The Alternative Escape in Brighton was part of the Great Escape Festival. In some ways it is better as it is free, for unsigned bands, and showcases some under-recognised talent. The main festival helps would-be promoters to put on a show by providing venues, PA systems and engineers as described in more detail by Huck . Nick Williams from the Marwood Café and his own band, Night House, is experienced in presenting showcases and so needed no such help. He selected the line-up for the 3 day festival and hosted it with his usual grace and style.

Source: Rain Rabbit on Flickr

The event was held in the upstairs room of the quirky Marwoord Cafe which is decorated in the style of someone’s nightmare. Graffitied walls meet traditional landscape paintings, mounted deer heads meet fairy lights and when I turned to leave I ended up shaking someone’s hand. The door handle had been replaced by the cold rubbery touch of a dummy’s hand. That Thursday, there were 13 acts playing throughout the day and I managed to catch 3 of them.

Source; By Ellora Virtue on Flickr


The first was Della Lupa created and fronted by the mesmerising Steph Brown. She is the one sustaining note of this band whose line-up alternates between various guest musicians. That day, cellist Amy Squirell provided a velvet backdrop to Steph’s rolling rhythmic piano. Steph is a skilled performer and there were times, especially during ‘Phoebes Song’ where I got lost in the beauty of the imagery and melody. Her songs were mainly themed around the trials and tribulations of love with the exception of ‘Genius’. Here she went all ‘meta’ and sang about the trials and tribulations of song writing itself. Lines like ‘are we a genius or are we a mess’ showed that she had no difficulty in effectively using poetic devices like consonance in the process. With her sophisticated lyrics and sense of drama, Steph has been compared to Kate Bush. Steph still has the full complement of sandwiches in her picnic though, and the mellow, rounded tone of her voice is much easier on the ear.

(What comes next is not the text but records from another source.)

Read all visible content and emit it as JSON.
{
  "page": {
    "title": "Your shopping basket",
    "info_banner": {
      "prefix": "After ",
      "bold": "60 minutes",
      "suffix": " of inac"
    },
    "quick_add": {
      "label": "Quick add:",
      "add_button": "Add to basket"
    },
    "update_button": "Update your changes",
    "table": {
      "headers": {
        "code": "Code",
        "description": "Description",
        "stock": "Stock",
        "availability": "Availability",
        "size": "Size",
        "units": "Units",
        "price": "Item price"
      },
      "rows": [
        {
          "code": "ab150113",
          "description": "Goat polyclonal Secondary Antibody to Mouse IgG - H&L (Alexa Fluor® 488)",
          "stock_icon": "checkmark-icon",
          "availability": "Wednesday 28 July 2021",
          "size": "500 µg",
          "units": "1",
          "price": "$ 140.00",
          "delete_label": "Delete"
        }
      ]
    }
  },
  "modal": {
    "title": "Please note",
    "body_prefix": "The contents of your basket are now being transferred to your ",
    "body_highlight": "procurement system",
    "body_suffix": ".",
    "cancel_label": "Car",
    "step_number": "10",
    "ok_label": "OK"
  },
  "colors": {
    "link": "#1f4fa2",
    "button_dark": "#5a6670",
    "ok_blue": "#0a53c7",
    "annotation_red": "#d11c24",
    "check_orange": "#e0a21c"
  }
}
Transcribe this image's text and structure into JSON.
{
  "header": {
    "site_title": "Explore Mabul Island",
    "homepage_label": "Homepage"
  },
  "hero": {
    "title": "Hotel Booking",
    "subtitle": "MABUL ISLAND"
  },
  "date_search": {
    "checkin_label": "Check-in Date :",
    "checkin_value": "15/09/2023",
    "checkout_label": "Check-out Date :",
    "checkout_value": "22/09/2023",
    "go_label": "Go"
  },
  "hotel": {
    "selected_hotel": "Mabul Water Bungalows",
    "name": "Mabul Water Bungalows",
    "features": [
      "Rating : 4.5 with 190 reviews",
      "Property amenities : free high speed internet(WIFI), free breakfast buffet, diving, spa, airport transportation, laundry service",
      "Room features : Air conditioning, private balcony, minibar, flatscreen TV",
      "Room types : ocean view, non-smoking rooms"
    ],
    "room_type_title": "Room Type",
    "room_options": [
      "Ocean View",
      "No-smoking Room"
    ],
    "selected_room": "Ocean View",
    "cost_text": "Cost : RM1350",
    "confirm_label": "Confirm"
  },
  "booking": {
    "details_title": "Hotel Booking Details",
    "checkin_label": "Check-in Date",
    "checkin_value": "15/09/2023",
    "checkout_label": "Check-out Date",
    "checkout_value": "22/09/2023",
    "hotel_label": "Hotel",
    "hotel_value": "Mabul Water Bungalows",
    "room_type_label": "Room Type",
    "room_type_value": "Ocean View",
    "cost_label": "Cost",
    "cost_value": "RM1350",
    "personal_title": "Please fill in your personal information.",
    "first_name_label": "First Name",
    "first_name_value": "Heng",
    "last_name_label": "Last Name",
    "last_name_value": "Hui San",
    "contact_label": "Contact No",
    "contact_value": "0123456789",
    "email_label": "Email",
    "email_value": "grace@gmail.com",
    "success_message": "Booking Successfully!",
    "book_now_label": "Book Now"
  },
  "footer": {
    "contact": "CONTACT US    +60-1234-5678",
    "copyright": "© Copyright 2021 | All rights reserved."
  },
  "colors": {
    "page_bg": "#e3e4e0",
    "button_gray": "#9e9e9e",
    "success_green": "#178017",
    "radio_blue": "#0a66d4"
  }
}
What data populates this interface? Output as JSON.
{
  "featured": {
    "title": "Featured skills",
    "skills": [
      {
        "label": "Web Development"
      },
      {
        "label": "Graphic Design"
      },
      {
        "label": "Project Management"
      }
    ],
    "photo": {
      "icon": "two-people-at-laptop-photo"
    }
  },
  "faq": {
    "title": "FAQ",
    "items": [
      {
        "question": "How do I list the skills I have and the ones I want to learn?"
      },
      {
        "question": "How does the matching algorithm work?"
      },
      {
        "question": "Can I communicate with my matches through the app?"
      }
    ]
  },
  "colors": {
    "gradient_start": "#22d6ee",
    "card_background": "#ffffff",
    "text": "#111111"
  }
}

Steph Brown from Della Lupa

Next came the mighty Warsaw Radio. They were a folk-rock four-piece and fronted by Irishman Brian McNamara, owner of the voice that inspired the modifier ‘mighty’. When he roars, the air pressure in the room changes and it can get breezy in a good way. At some point, ‘lyricism’ and ‘Cynicism’ were left unsupervised, fancied the look of each other and nine months later, one of Warsaw Radio’s newest tracks, ‘Give it all to Fear’ , was born. This attempt at contempt was upstaged by the beautiful melodies, violin accompaniment and of course, that voice. Defeated by unrequited hate, Brian then turned his hand to unrequited love in the song ‘Confession of Mr Yeats’.

Source: By Peter Williams on Flickr


Some drums, a cello and a couple of microphones were set up for the final act. By themselves, they were a riddle. Is this a two piece? Where are the other instruments? Why is there another microphone on the drum kit? Which led to foreboding: ‘Oh no! A singing drummer!’. I was not in the mood for Levin Helm. So imagine my surprise when Rotait turned out to be awesome. Jareth Tait provided the quality beats and clean vocals while Rosanna Schwarzacher provided the harmonies and the dirtiest bass I’ve ever heard on a cello or anywhere else. Just as you thought it couldn’t get any filthier, she got even more distorted and bassy on ‘Come on Home’. They had more than enough musicality between them to create a rich sound from minimal and simple elements. I’ve still got the cello riff from their song ‘Addicted to You’ buzzing around in my head. I think it was put there by the same sort of voodoo magic that enabled them to create a full band from just two people.

Source: By Neelfe on Flickr